Roslyn Packer Theatre, Sydney.
2 June 2022.
It was curious to see what Sydney Dance Company would showcase after a couple of years of interruption and turmoil. The company’s decision to re-perform ab [intra], a work that it launched in 2018, seems to suggest that the company was suffering a loss of creative energy and confidence. Contemporary dance is concerned with the shock of the new and the immediate issues of the day. So for Sydney Dance Company to perform one of its classics from its repertoire rather than unveiling a post-pandemic original work was cause for concern.
But surprisingly this reviewer found that the 2022 version was quite different to the initial offering. It was a fitting work that captured the times with its themes of isolation, loneliness and a longing to reconnect with others. Ab [intra] translates to “from within”, and Artistic Director Rafael Bonachela always stresses the importance of the dance that emerges from the creative practice of the company’s dancers.
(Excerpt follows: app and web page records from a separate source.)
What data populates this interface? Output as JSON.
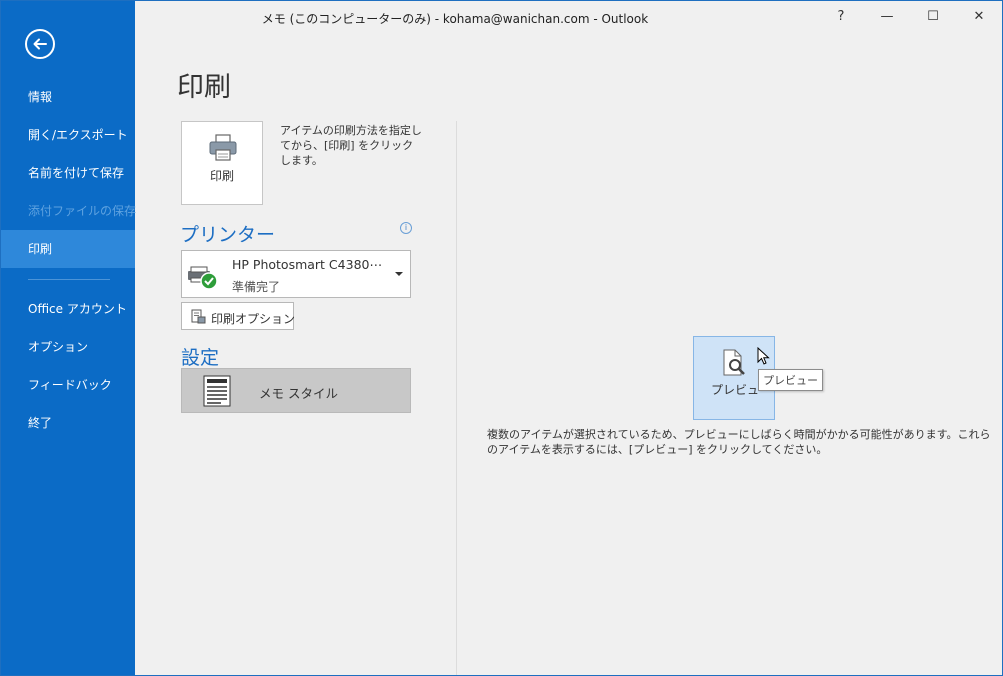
{
  "window": {
    "title": "メモ (このコンピューターのみ) - kohama@wanichan.com - Outlook",
    "help_label": "?",
    "minimize_label": "—",
    "maximize_label": "☐",
    "close_label": "✕"
  },
  "sidebar": {
    "items": [
      {
        "label": "情報"
      },
      {
        "label": "開く/エクスポート"
      },
      {
        "label": "名前を付けて保存"
      },
      {
        "label": "添付ファイルの保存"
      },
      {
        "label": "印刷"
      },
      {
        "label": "Office アカウント"
      },
      {
        "label": "オプション"
      },
      {
        "label": "フィードバック"
      },
      {
        "label": "終了"
      }
    ]
  },
  "main": {
    "page_title": "印刷",
    "print_button_label": "印刷",
    "print_description": "アイテムの印刷方法を指定してから、[印刷] をクリックします。",
    "printer_heading": "プリンター",
    "printer_info_icon": "i",
    "printer_name": "HP Photosmart C4380⋯",
    "printer_status": "準備完了",
    "print_options_label": "印刷オプション",
    "settings_heading": "設定",
    "style_label": "メモ スタイル",
    "preview_button_label": "プレビュー",
    "preview_tooltip": "プレビュー",
    "preview_message": "複数のアイテムが選択されているため、プレビューにしばらく時間がかかる可能性があります。これらのアイテムを表示するには、[プレビュー] をクリックしてください。"
  },
  "colors": {
    "sidebar_bg": "#0b6bc6",
    "sidebar_active": "#2e88da",
    "accent_heading": "#1d6ec3"
  },
  "icons": {
    "back": "back-arrow-icon",
    "printer": "printer-icon",
    "printer_ready": "printer-ready-icon",
    "print_options": "print-options-icon",
    "memo_style": "memo-style-icon",
    "preview": "preview-magnifier-icon"
  }
}
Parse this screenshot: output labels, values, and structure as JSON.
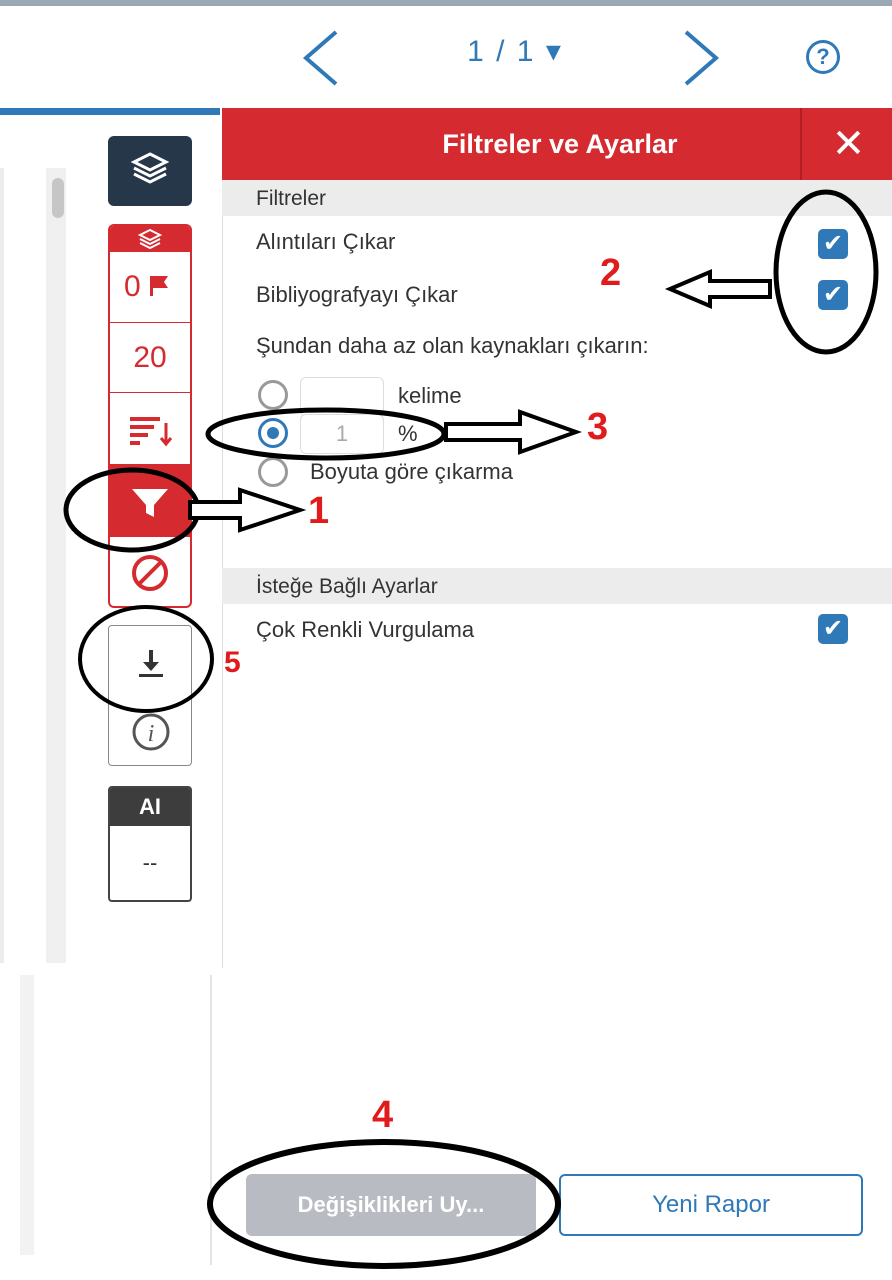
{
  "topbar": {
    "page_indicator": "1 / 1 ▾",
    "help_label": "?"
  },
  "sidebar": {
    "flag_count": "0",
    "match_count": "20",
    "ai_label": "AI",
    "ai_value": "--"
  },
  "panel": {
    "title": "Filtreler ve Ayarlar",
    "close_label": "✕",
    "filters_section": "Filtreler",
    "exclude_quotes": "Alıntıları Çıkar",
    "exclude_bibliography": "Bibliyografyayı Çıkar",
    "exclude_sources_label": "Şundan daha az olan kaynakları çıkarın:",
    "radio_words_label": "kelime",
    "radio_words_value": "",
    "radio_percent_label": "%",
    "radio_percent_value": "1",
    "radio_none_label": "Boyuta göre çıkarma",
    "optional_section": "İsteğe Bağlı Ayarlar",
    "multicolor_label": "Çok Renkli Vurgulama",
    "checked_states": {
      "exclude_quotes": true,
      "exclude_bibliography": true,
      "multicolor": true
    },
    "selected_radio": "percent"
  },
  "footer": {
    "apply_label": "Değişiklikleri Uy...",
    "new_report_label": "Yeni Rapor"
  },
  "annotations": {
    "marker_1": "1",
    "marker_2": "2",
    "marker_3": "3",
    "marker_4": "4",
    "marker_5": "5"
  },
  "colors": {
    "accent_red": "#d52a2f",
    "accent_blue": "#2f79b8",
    "dark_navy": "#27374a",
    "marker_red": "#e11b1b"
  }
}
And just as the company’s personnel changed, the performance itself seemed to develop in its own ways… or perhaps our memories played tricks on us all.
Ab [intra] is, according to Bonachela, is the story of the feelings that emerge from “awkward encounters”. On re-watching the broad ensemble pieces, it was eerily prophetic where they were dancing in unison with social distancing and a sense of isolation. Rather than moving together, they danced as if alienated and directed by some alien force.
The pas de deux (highlighted in 2018 by Charmene Yap) captures both the lyricism of Bonachela’s work and the awkwardness of many intimate relationships. As dancers remain in constant contact twisting through the air and on the ground, ab [intra] is a story about the absolute primacy of intimate human contact and group formations. And just like the dancing, the continued push/pull of physical attraction and repulsion.
The beauty of the performance was the interplay between external desires that isolated, froze, and shadowed the dancers into orderly stiff rows and movements that were visually pleasing as an organising principle, but sucked the life out of the stage. In contrast, when the internal desires drove the performers to entangle each other in awkward clusters and formations, the chaos seemed to enliven the dancers and remove the shadows from the stage.
In this version of ab [intra] Chloe Leong’s performance was a standout whereby she combined sinuous fluidity with a pressing emotional urgency, especially in her partner work with Davide di Giovanni. Also striking was Jesse Scales’s performance and her sensitivity to the more internal and headstrong requirements of the choreography.
Damien Cooper’s stark and minimalist lighting design captured the dramatic movement from the external isolation to intimate longing with little distraction. Nick Wales’s score complimented the capacity to alternate between isolation and connection, with his alternating classical and electronica providing an able counterpoint to the internal/external interplay of the work.
After its sellout season in Paris, it seemed that Sydney Dance Company was simply resting on its laurels, slowly getting back to normal by re-staging a popular piece. It’s surprising how external events have highlighted the themes explored in ab [intra], but these events have forced a reinterpretation or re-valuing of the work.
The post-pandemic ab [intra] has highlighted how the pandemic forced on us a whole raft of awkward encounters, some we have dealt with better than others. This new viewing shows how we can make sense of these encounters by listening to our internal desires and the need for intimacy and connection. Ab [intra] is a moving and vibrant work that on re-staging has encouraged the viewers to reflect deeper into the story emerging from our internal worlds.
By Elizabeth Ashley of Dance Informa.